## Exercise goal
Without leaving anything out, print every line of the data.

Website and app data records
*** Begin section ***
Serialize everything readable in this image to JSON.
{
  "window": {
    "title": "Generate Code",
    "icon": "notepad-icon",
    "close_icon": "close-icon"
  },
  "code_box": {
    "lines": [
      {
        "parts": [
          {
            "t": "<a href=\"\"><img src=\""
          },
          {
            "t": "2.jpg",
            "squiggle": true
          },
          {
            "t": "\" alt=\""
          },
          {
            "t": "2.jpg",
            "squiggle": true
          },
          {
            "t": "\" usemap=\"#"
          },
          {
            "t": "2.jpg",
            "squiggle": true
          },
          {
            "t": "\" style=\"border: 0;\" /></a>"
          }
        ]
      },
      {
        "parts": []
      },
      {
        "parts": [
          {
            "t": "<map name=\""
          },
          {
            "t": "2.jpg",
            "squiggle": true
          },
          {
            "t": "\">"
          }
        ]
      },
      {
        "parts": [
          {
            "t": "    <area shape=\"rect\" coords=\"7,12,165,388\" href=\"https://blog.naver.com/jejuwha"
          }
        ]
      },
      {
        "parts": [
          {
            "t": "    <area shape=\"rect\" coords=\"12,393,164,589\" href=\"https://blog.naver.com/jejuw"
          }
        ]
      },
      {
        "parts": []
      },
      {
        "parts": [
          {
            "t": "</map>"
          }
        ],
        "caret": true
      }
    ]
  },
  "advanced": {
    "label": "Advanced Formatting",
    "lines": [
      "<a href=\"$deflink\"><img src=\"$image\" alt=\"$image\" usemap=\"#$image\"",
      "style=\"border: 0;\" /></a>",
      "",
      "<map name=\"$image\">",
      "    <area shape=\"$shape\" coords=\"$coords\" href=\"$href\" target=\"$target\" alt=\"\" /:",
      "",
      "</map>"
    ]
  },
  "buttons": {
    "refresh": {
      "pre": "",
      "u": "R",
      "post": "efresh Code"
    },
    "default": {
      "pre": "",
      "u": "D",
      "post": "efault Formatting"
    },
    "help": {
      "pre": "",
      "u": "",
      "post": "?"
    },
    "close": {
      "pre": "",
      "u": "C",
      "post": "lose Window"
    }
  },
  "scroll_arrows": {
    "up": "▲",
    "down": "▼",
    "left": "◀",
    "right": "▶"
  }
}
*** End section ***
## Result below
Serialize everything readable in this image to JSON.
{
  "window": {
    "title": "Generate Code",
    "icon": "notepad-icon",
    "close_icon": "close-icon"
  },
  "code_box": {
    "lines": [
      {
        "parts": [
          {
            "t": "<a href=\"\"><img src=\""
          },
          {
            "t": "2.jpg",
            "squiggle": true
          },
          {
            "t": "\" alt=\""
          },
          {
            "t": "2.jpg",
            "squiggle": true
          },
          {
            "t": "\" usemap=\"#"
          },
          {
            "t": "2.jpg",
            "squiggle": true
          },
          {
            "t": "\" style=\"border: 0;\" /></a>"
          }
        ]
      },
      {
        "parts": []
      },
      {
        "parts": [
          {
            "t": "<map name=\""
          },
          {
            "t": "2.jpg",
            "squiggle": true
          },
          {
            "t": "\">"
          }
        ]
      },
      {
        "parts": [
          {
            "t": "    <area shape=\"rect\" coords=\"7,12,165,388\" href=\"https://blog.naver.com/jejuwha"
          }
        ]
      },
      {
        "parts": [
          {
            "t": "    <area shape=\"rect\" coords=\"12,393,164,589\" href=\"https://blog.naver.com/jejuw"
          }
        ]
      },
      {
        "parts": []
      },
      {
        "parts": [
          {
            "t": "</map>"
          }
        ],
        "caret": true
      }
    ]
  },
  "advanced": {
    "label": "Advanced Formatting",
    "lines": [
      "<a href=\"$deflink\"><img src=\"$image\" alt=\"$image\" usemap=\"#$image\"",
      "style=\"border: 0;\" /></a>",
      "",
      "<map name=\"$image\">",
      "    <area shape=\"$shape\" coords=\"$coords\" href=\"$href\" target=\"$target\" alt=\"\" /:",
      "",
      "</map>"
    ]
  },
  "buttons": {
    "refresh": {
      "pre": "",
      "u": "R",
      "post": "efresh Code"
    },
    "default": {
      "pre": "",
      "u": "D",
      "post": "efault Formatting"
    },
    "help": {
      "pre": "",
      "u": "",
      "post": "?"
    },
    "close": {
      "pre": "",
      "u": "C",
      "post": "lose Window"
    }
  },
  "scroll_arrows": {
    "up": "▲",
    "down": "▼",
    "left": "◀",
    "right": "▶"
  }
}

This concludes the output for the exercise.